Skip, bound, hop, curvet, lope, lollop, ricochet can all mean to move or advance with successive springs or leaps.
The first three words are commonly referable to persons or animals but they may be used in reference to inanimate things.
Skip suggests quick, light, graceful movement and a continuous alternation of touching a surface and springing clear of it; often also when referred to living creatures it connotes sportiveness or excess of animal spirits.
Bound (see also JUMP ) implies longer and more vigorous springs than skip and carries a stronger suggestion of elasticity and buoyancy of spirit.
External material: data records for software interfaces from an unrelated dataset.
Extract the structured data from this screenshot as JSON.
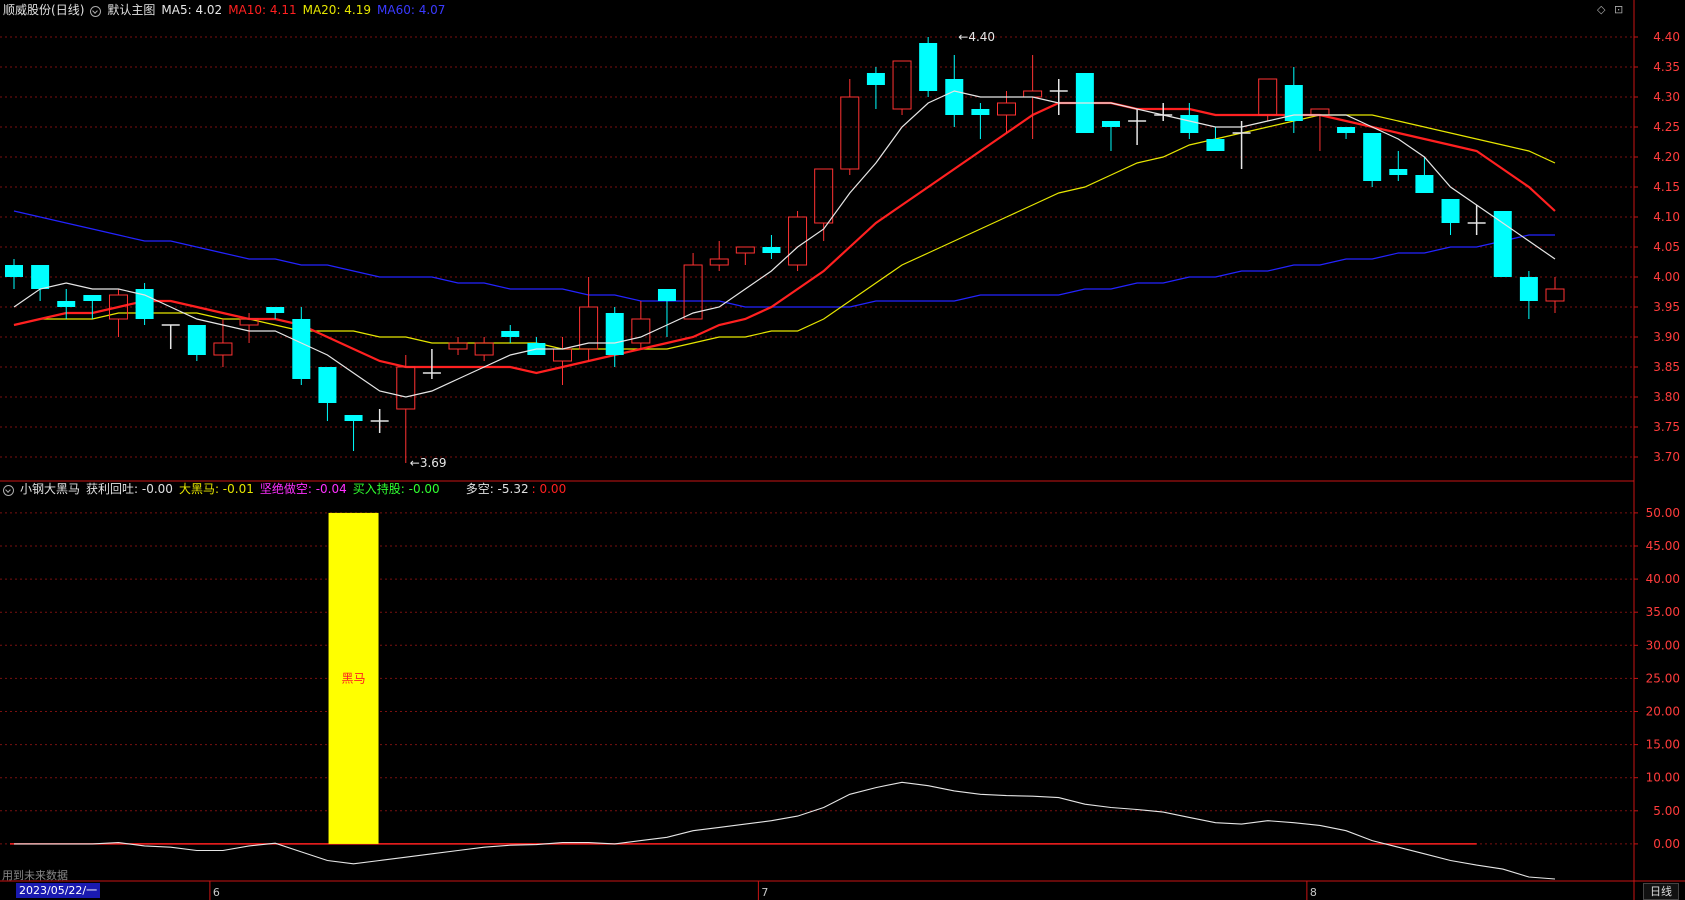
{
  "header": {
    "stock_name": "顺威股份",
    "period": "(日线)",
    "main_chart_label": "默认主图",
    "ma5": "MA5: 4.02",
    "ma10": "MA10: 4.11",
    "ma20": "MA20: 4.19",
    "ma60": "MA60: 4.07"
  },
  "indicator_header": {
    "name": "小钢大黑马",
    "f1": "获利回吐: -0.00",
    "f2": "大黑马: -0.01",
    "f3": "坚绝做空: -0.04",
    "f4": "买入持股: -0.00",
    "f5": "多空: -5.32",
    "f6": ": 0.00"
  },
  "colors": {
    "up": "#ff3232",
    "down": "#00ffff",
    "ma5": "#e6e6e6",
    "ma10": "#ff2020",
    "ma20": "#e6e600",
    "ma60": "#2323ff",
    "grid": "#7a1010",
    "axis": "#c81414",
    "bar": "#ffff00"
  },
  "footer": {
    "date": "2023/05/22/一",
    "note": "用到未来数据",
    "period_tab": "日线"
  },
  "chart_data": [
    {
      "type": "candlestick",
      "y_ticks": [
        "4.40",
        "4.35",
        "4.30",
        "4.25",
        "4.20",
        "4.15",
        "4.10",
        "4.05",
        "4.00",
        "3.95",
        "3.90",
        "3.85",
        "3.80",
        "3.75",
        "3.70"
      ],
      "ylim": [
        3.665,
        4.425
      ],
      "x_month_labels": [
        {
          "i": 8,
          "label": "6"
        },
        {
          "i": 29,
          "label": "7"
        },
        {
          "i": 50,
          "label": "8"
        }
      ],
      "annotations": [
        {
          "i": 36,
          "price": 4.4,
          "label": "4.40",
          "kind": "high"
        },
        {
          "i": 15,
          "price": 3.69,
          "label": "3.69",
          "kind": "low"
        }
      ],
      "candles": [
        [
          4.02,
          4.03,
          3.98,
          4.0
        ],
        [
          4.02,
          4.02,
          3.96,
          3.98
        ],
        [
          3.96,
          3.98,
          3.93,
          3.95
        ],
        [
          3.97,
          3.97,
          3.93,
          3.96
        ],
        [
          3.93,
          3.98,
          3.9,
          3.97
        ],
        [
          3.98,
          3.99,
          3.92,
          3.93
        ],
        [
          3.92,
          3.92,
          3.88,
          3.92
        ],
        [
          3.92,
          3.92,
          3.86,
          3.87
        ],
        [
          3.87,
          3.93,
          3.85,
          3.89
        ],
        [
          3.92,
          3.94,
          3.89,
          3.93
        ],
        [
          3.95,
          3.95,
          3.93,
          3.94
        ],
        [
          3.93,
          3.95,
          3.82,
          3.83
        ],
        [
          3.85,
          3.85,
          3.76,
          3.79
        ],
        [
          3.77,
          3.77,
          3.71,
          3.76
        ],
        [
          3.76,
          3.78,
          3.74,
          3.76
        ],
        [
          3.78,
          3.87,
          3.69,
          3.85
        ],
        [
          3.84,
          3.88,
          3.83,
          3.84
        ],
        [
          3.88,
          3.9,
          3.87,
          3.89
        ],
        [
          3.87,
          3.9,
          3.86,
          3.89
        ],
        [
          3.91,
          3.92,
          3.89,
          3.9
        ],
        [
          3.89,
          3.9,
          3.87,
          3.87
        ],
        [
          3.86,
          3.9,
          3.82,
          3.88
        ],
        [
          3.88,
          4.0,
          3.86,
          3.95
        ],
        [
          3.94,
          3.95,
          3.85,
          3.87
        ],
        [
          3.89,
          3.96,
          3.88,
          3.93
        ],
        [
          3.98,
          3.98,
          3.9,
          3.96
        ],
        [
          3.93,
          4.04,
          3.93,
          4.02
        ],
        [
          4.02,
          4.06,
          4.01,
          4.03
        ],
        [
          4.04,
          4.05,
          4.02,
          4.05
        ],
        [
          4.05,
          4.07,
          4.03,
          4.04
        ],
        [
          4.02,
          4.11,
          4.01,
          4.1
        ],
        [
          4.09,
          4.18,
          4.06,
          4.18
        ],
        [
          4.18,
          4.33,
          4.17,
          4.3
        ],
        [
          4.34,
          4.35,
          4.28,
          4.32
        ],
        [
          4.28,
          4.36,
          4.27,
          4.36
        ],
        [
          4.39,
          4.4,
          4.3,
          4.31
        ],
        [
          4.33,
          4.37,
          4.25,
          4.27
        ],
        [
          4.28,
          4.29,
          4.23,
          4.27
        ],
        [
          4.27,
          4.31,
          4.24,
          4.29
        ],
        [
          4.3,
          4.37,
          4.23,
          4.31
        ],
        [
          4.31,
          4.33,
          4.27,
          4.31
        ],
        [
          4.34,
          4.34,
          4.24,
          4.24
        ],
        [
          4.26,
          4.26,
          4.21,
          4.25
        ],
        [
          4.26,
          4.28,
          4.22,
          4.26
        ],
        [
          4.27,
          4.29,
          4.26,
          4.27
        ],
        [
          4.27,
          4.29,
          4.23,
          4.24
        ],
        [
          4.23,
          4.25,
          4.21,
          4.21
        ],
        [
          4.24,
          4.26,
          4.18,
          4.24
        ],
        [
          4.27,
          4.33,
          4.26,
          4.33
        ],
        [
          4.32,
          4.35,
          4.24,
          4.26
        ],
        [
          4.27,
          4.28,
          4.21,
          4.28
        ],
        [
          4.25,
          4.25,
          4.23,
          4.24
        ],
        [
          4.24,
          4.24,
          4.15,
          4.16
        ],
        [
          4.18,
          4.21,
          4.16,
          4.17
        ],
        [
          4.17,
          4.2,
          4.14,
          4.14
        ],
        [
          4.13,
          4.13,
          4.07,
          4.09
        ],
        [
          4.09,
          4.12,
          4.07,
          4.09
        ],
        [
          4.11,
          4.11,
          4.0,
          4.0
        ],
        [
          4.0,
          4.01,
          3.93,
          3.96
        ],
        [
          3.96,
          4.0,
          3.94,
          3.98
        ]
      ],
      "ma5": [
        3.95,
        3.98,
        3.99,
        3.98,
        3.98,
        3.97,
        3.95,
        3.93,
        3.92,
        3.91,
        3.91,
        3.89,
        3.87,
        3.84,
        3.81,
        3.8,
        3.81,
        3.83,
        3.85,
        3.87,
        3.88,
        3.88,
        3.89,
        3.89,
        3.9,
        3.92,
        3.94,
        3.95,
        3.98,
        4.01,
        4.05,
        4.08,
        4.14,
        4.19,
        4.25,
        4.29,
        4.31,
        4.3,
        4.3,
        4.3,
        4.29,
        4.29,
        4.29,
        4.28,
        4.27,
        4.26,
        4.25,
        4.25,
        4.26,
        4.27,
        4.27,
        4.27,
        4.25,
        4.23,
        4.2,
        4.15,
        4.12,
        4.09,
        4.06,
        4.03
      ],
      "ma10": [
        3.92,
        3.93,
        3.94,
        3.94,
        3.95,
        3.96,
        3.96,
        3.95,
        3.94,
        3.93,
        3.93,
        3.92,
        3.9,
        3.88,
        3.86,
        3.85,
        3.85,
        3.85,
        3.85,
        3.85,
        3.84,
        3.85,
        3.86,
        3.87,
        3.88,
        3.89,
        3.9,
        3.92,
        3.93,
        3.95,
        3.98,
        4.01,
        4.05,
        4.09,
        4.12,
        4.15,
        4.18,
        4.21,
        4.24,
        4.27,
        4.29,
        4.29,
        4.29,
        4.28,
        4.28,
        4.28,
        4.27,
        4.27,
        4.27,
        4.27,
        4.27,
        4.26,
        4.25,
        4.24,
        4.23,
        4.22,
        4.21,
        4.18,
        4.15,
        4.11
      ],
      "ma20": [
        3.92,
        3.93,
        3.93,
        3.93,
        3.94,
        3.94,
        3.94,
        3.94,
        3.93,
        3.93,
        3.92,
        3.91,
        3.91,
        3.91,
        3.9,
        3.9,
        3.89,
        3.89,
        3.89,
        3.89,
        3.89,
        3.88,
        3.88,
        3.88,
        3.88,
        3.88,
        3.89,
        3.9,
        3.9,
        3.91,
        3.91,
        3.93,
        3.96,
        3.99,
        4.02,
        4.04,
        4.06,
        4.08,
        4.1,
        4.12,
        4.14,
        4.15,
        4.17,
        4.19,
        4.2,
        4.22,
        4.23,
        4.24,
        4.25,
        4.26,
        4.27,
        4.27,
        4.27,
        4.26,
        4.25,
        4.24,
        4.23,
        4.22,
        4.21,
        4.19
      ],
      "ma60": [
        4.11,
        4.1,
        4.09,
        4.08,
        4.07,
        4.06,
        4.06,
        4.05,
        4.04,
        4.03,
        4.03,
        4.02,
        4.02,
        4.01,
        4.0,
        4.0,
        4.0,
        3.99,
        3.99,
        3.98,
        3.98,
        3.98,
        3.97,
        3.97,
        3.96,
        3.96,
        3.96,
        3.96,
        3.95,
        3.95,
        3.95,
        3.95,
        3.95,
        3.96,
        3.96,
        3.96,
        3.96,
        3.97,
        3.97,
        3.97,
        3.97,
        3.98,
        3.98,
        3.99,
        3.99,
        4.0,
        4.0,
        4.01,
        4.01,
        4.02,
        4.02,
        4.03,
        4.03,
        4.04,
        4.04,
        4.05,
        4.05,
        4.06,
        4.07,
        4.07
      ]
    },
    {
      "type": "indicator",
      "y_ticks": [
        "50.00",
        "45.00",
        "40.00",
        "35.00",
        "30.00",
        "25.00",
        "20.00",
        "15.00",
        "10.00",
        "5.00",
        "0.00"
      ],
      "ylim": [
        -5.3,
        52.4
      ],
      "bar": {
        "i": 13,
        "value": 50,
        "label": "黑马"
      },
      "zero_line_until": 56,
      "line": [
        0.0,
        0.0,
        0.0,
        0.0,
        0.2,
        -0.3,
        -0.5,
        -1.0,
        -1.0,
        -0.3,
        0.1,
        -1.2,
        -2.5,
        -3.0,
        -2.5,
        -2.0,
        -1.5,
        -1.0,
        -0.5,
        -0.2,
        -0.1,
        0.2,
        0.2,
        0.0,
        0.5,
        1.0,
        2.0,
        2.5,
        3.0,
        3.5,
        4.2,
        5.5,
        7.5,
        8.5,
        9.3,
        8.8,
        8.0,
        7.5,
        7.3,
        7.2,
        7.0,
        6.0,
        5.5,
        5.2,
        4.8,
        4.0,
        3.2,
        3.0,
        3.5,
        3.2,
        2.8,
        2.0,
        0.5,
        -0.5,
        -1.5,
        -2.5,
        -3.2,
        -3.8,
        -5.0,
        -5.3
      ]
    }
  ]
}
Hop suggests a less flowing or springy movement than the two preceding words; at times it connotes jerkiness and lack of dignity in movement. It implies a succession of small quick leaps (as of birds, toads, or grasshoppers), and in reference to children it suggests a jumping on one foot only.
Curvet may suggest a leap of a horse in which he raises both forelegs at once and as they are falling lifts both hind legs so that for an instant all his legs clear the surface, or in more general application it may imply frisking and gamboling or flightiness.
Lope evokes a picture of the long easy bounds of a lithe and agile animal (as a wolf or fox) on the run.
Lollop , on the other hand, implies a clumsy, irregular bounding that suggests awkwardness or heaviness of movement.
Ricochet is referable almost exclusively to things which are thrown, shot, or cast. It suggests a skipping caused by a series of glancing rebounds after the object first strikes a surface.